A Drink by my Choice

Drinking bourbon always makes me feel American. I can say with conviction that I prefer a Kentucky original even though I have no connection to that place and its environs and have no intention of living there. But it is still American. Not vodka because that romance belongs to the Slavs. Scotch is for old people and the aging (perhaps soonly independent) Scottish people. All our craft beers and micro-breweries can’t compete with its mundane existence in the lives of the Germans and the Belgians. Wine, maybe? Wine’s only 15% alcohol at its greatest. Bourbon punches you in the face at 40. And by god, do we love a good punch in the face. No refinement for us. I wonder if the people in Kentucky drink California wine with the same sense of pride as I do bourbon.

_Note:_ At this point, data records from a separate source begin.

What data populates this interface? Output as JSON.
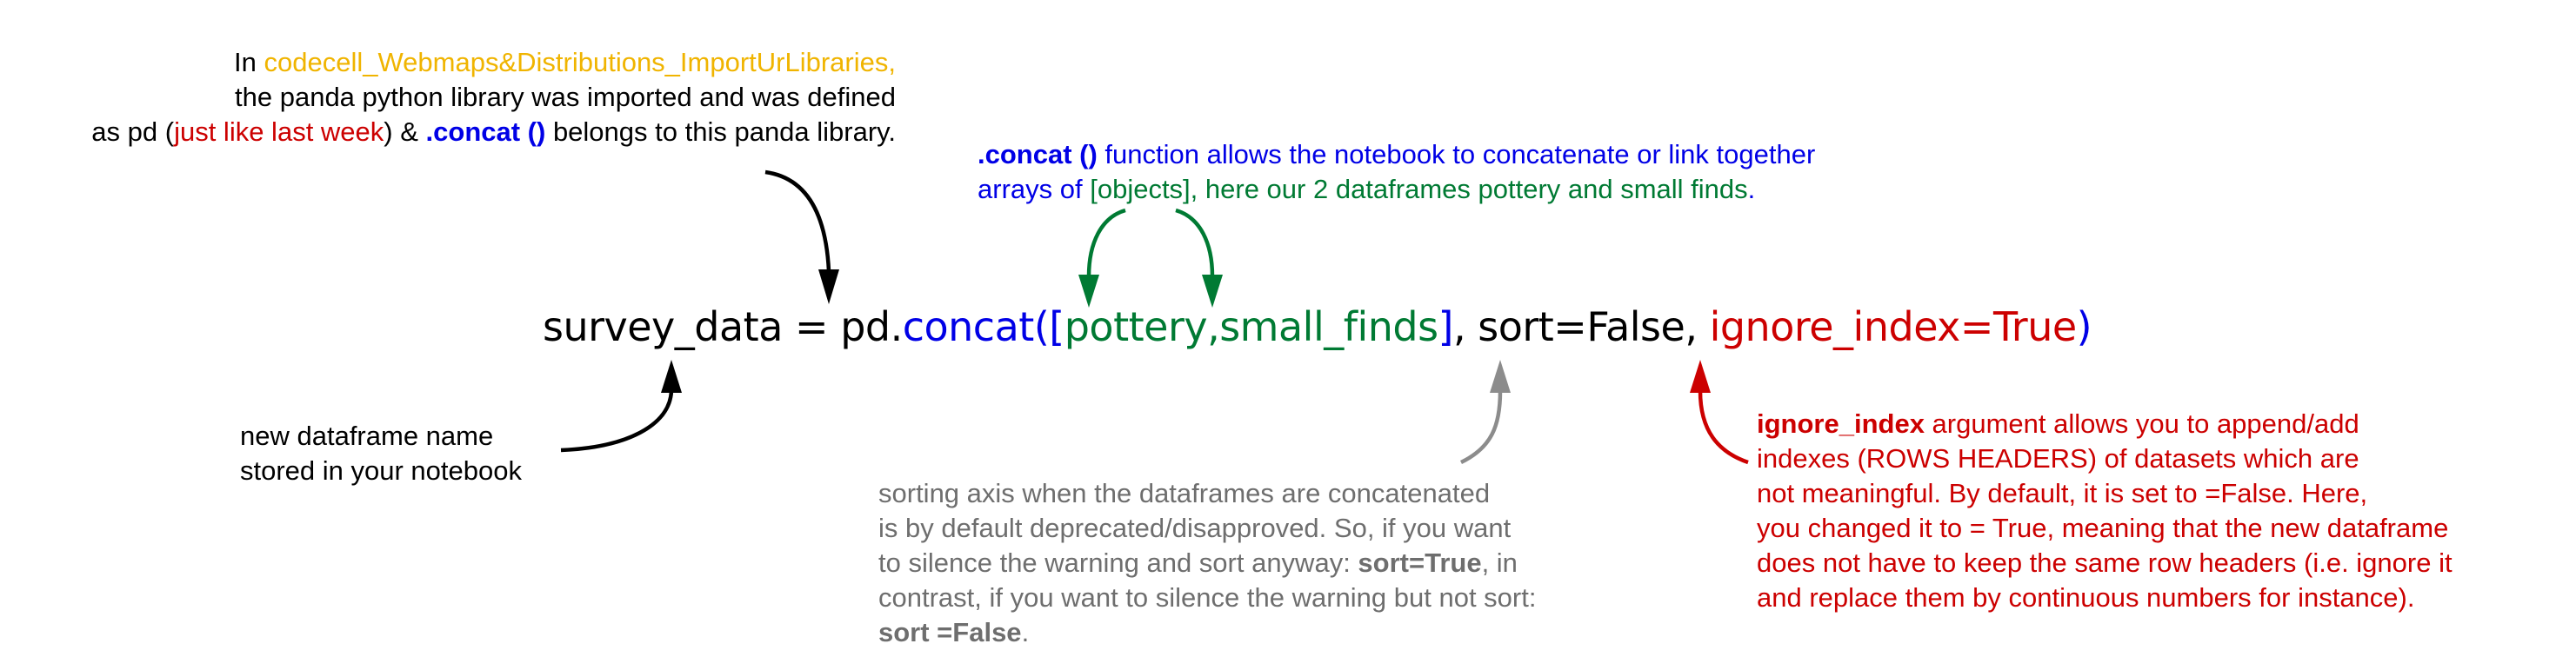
{
  "colors": {
    "black": "#000000",
    "blue": "#0000e6",
    "green": "#007a33",
    "red": "#cc0000",
    "orange": "#f0b400",
    "gray": "#6e6e6e"
  },
  "code": {
    "var": "survey_data",
    "eq": " = ",
    "module": "pd.",
    "func": "concat",
    "open": "(",
    "list_open": "[",
    "arg1": "pottery,",
    "arg2": "small_finds",
    "list_close": "]",
    "sep1": ", ",
    "sort_arg": "sort=False,",
    "sep2": " ",
    "ignore_arg": "ignore_index=True",
    "close": ")"
  },
  "note_import": {
    "l1_pre": "In ",
    "l1_cell": "codecell_Webmaps&Distributions_ImportUrLibraries,",
    "l2": "the panda python library was imported and was defined",
    "l3_pre": "as pd (",
    "l3_red": "just like last week",
    "l3_mid": ") & ",
    "l3_concat": ".concat ()",
    "l3_post": " belongs to this panda library."
  },
  "note_concat": {
    "l1_bold": ".concat ()",
    "l1_rest": " function allows the notebook to concatenate or link together",
    "l2_pre": "arrays of ",
    "l2_obj": "[objects]",
    "l2_post": ", here our 2 dataframes pottery and small finds",
    "l2_dot": "."
  },
  "note_newdf": {
    "l1": "new dataframe name",
    "l2": "stored in your notebook"
  },
  "note_sort": {
    "l1": "sorting axis when the dataframes are concatenated",
    "l2": "is by default deprecated/disapproved. So, if you want",
    "l3_pre": "to silence the warning and sort anyway: ",
    "l3_bold": "sort=True",
    "l3_post": ", in",
    "l4": "contrast, if you want to silence the warning but not sort:",
    "l5_bold": "sort =False",
    "l5_post": "."
  },
  "note_ignore": {
    "l1_bold": "ignore_index",
    "l1_rest": " argument allows you to append/add",
    "l2": "indexes (ROWS HEADERS) of datasets which are",
    "l3": "not meaningful. By default, it is set to =False. Here,",
    "l4": "you changed it to = True, meaning that the new dataframe",
    "l5": "does not have to keep the same row headers (i.e. ignore it",
    "l6": "and replace them by continuous numbers for instance)."
  }
}
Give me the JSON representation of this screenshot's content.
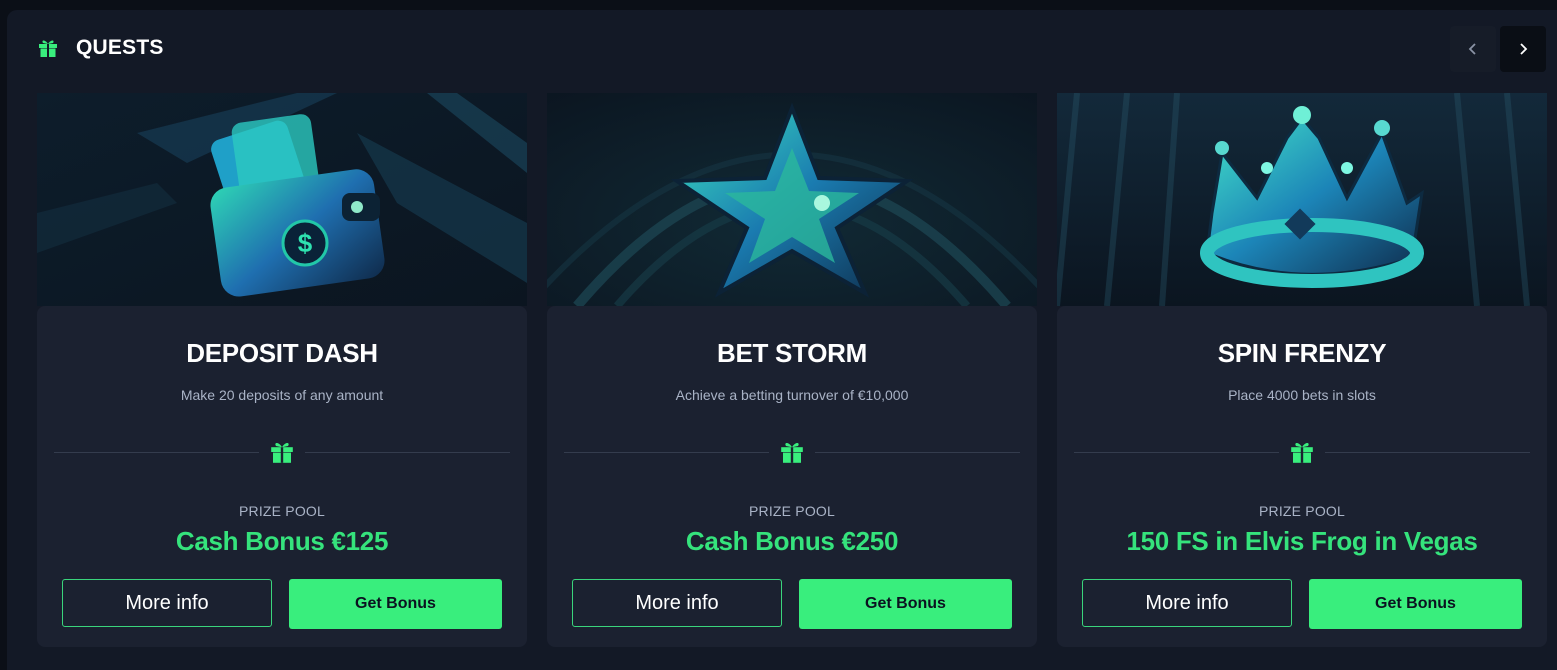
{
  "header": {
    "title": "QUESTS",
    "icon": "gift-icon"
  },
  "nav": {
    "prev_icon": "chevron-left-icon",
    "next_icon": "chevron-right-icon"
  },
  "colors": {
    "accent": "#39ee7d",
    "prize_text": "#35e37c",
    "card_bg": "#1b2130",
    "panel_bg": "#131926"
  },
  "quests": [
    {
      "title": "DEPOSIT DASH",
      "description": "Make 20 deposits of any amount",
      "pool_label": "PRIZE POOL",
      "prize": "Cash Bonus €125",
      "more_label": "More info",
      "get_label": "Get Bonus",
      "art_icon": "wallet-icon"
    },
    {
      "title": "BET STORM",
      "description": "Achieve a betting turnover of €10,000",
      "pool_label": "PRIZE POOL",
      "prize": "Cash Bonus €250",
      "more_label": "More info",
      "get_label": "Get Bonus",
      "art_icon": "star-icon"
    },
    {
      "title": "SPIN FRENZY",
      "description": "Place 4000 bets in slots",
      "pool_label": "PRIZE POOL",
      "prize": "150 FS in Elvis Frog in Vegas",
      "more_label": "More info",
      "get_label": "Get Bonus",
      "art_icon": "crown-icon"
    }
  ]
}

President Trump can’t take that away from me. That seems plainly obvious to me although others seem to think otherwise. For them, the attachment to bourbon as an American drink is more funny than serious. How can you take your relationship to a drink seriously? I suppose just as seriously as one can take their relationship to their country. We don’t choose our nationality and we can certainly choose another if we so choose. Different flavors exist as some prefer some over others and most have their favorites. And one chooses to avoid drink altogether, that’s an option too.

What does bourbon remind you of? When you close your eyes and think of bourbon, what images come into your head? Buffaloes. Cowboys. Mustaches. Men. Wood. Wood carving. White guys.

And wine? Grapes. Farms. Napa. Red. White. Sophistication. Pretentiousness. A woman in a red dress. Snoody white guys.

Lots of white guys, as it happens even though its mostly Mexicans picking the grapes. You don’t really see those guys in the tasting rooms, though.

I have to confess, I hated bourbon when I first started drinking. Well, frankly I hated all alcohol when I first started drinking and wondered why anyone would even consider “an acquired taste” if it tasted so shitty to begin with. What was the point of acquiring this taste in the first place exactly?

Well, peer pressure was enough to squash those thoughts and then usually being drunk by itself was great so I kept drinking. Popov at first. That’s the vodka that comes in plastic gallon jugs although to be fair all vodka tastes just as shitty.

So I started with vodka shooters to be a man, then moved to beer because having an opinion about craft beer and disparaging Bud Light made me seem more manly in the eyes of the hipsters I came to know and love. Whiskey was usually the thing I drank because shots appeared in my hand without paying for it but hesitated because it was usually the last thing I remembered before breathing too hard and throwing up somewhere.

But when someone compliments you on confidently ordering a double of Bulleit, neat, you start to feel it like the first drop of alcohol coursing your through your stomach as if the ethanol unchains you. The next time, when a woman does it, you’ll never order another drink in public because frankly, no one gives a shit about your craft beer choices.

I’ve traced it back. I know exactly where it came from and how it came about, how looking back it doesn’t feel like I had a choice because I was not cognizant of the choices I had to make. That’s the problem with thinking about why you make one before you make it — in the end, the beginning of the desire is an infinite loop of you asking ‘Is this the end?’. But thinking back, you also realize that knowing why gives you the free will so obviously lacking in previous years.

So now what? All these experiences I have lead me to believe that I am the sum of all that has happened to me before and the choices that I have made that cannot be unmade. I like the drink that I like either through hook or crook (even though I was the one crooked). And I see that the people who drink like I do share the characteristics that they have either bred in themselves or been born with.

I wonder if that’s how Trump voters feel. Like they’ve bought into this vision of America whether by their own volition or through the unconscious choices they’ve made along the way that have made them the way they are. Maybe they don’t see it. Maybe some do. Like they’ve bought into a vision that they’ve trained themselves to see, a vision of the world that others seem to share. They can’t unsee the world they’ve painted now nor they don’t want to. They have their drink and they stick to it. They see the vodka and the craft beer and the tequila but for whatever reason they choose not to and there isn’t much logic to why unless we trace it all the way back.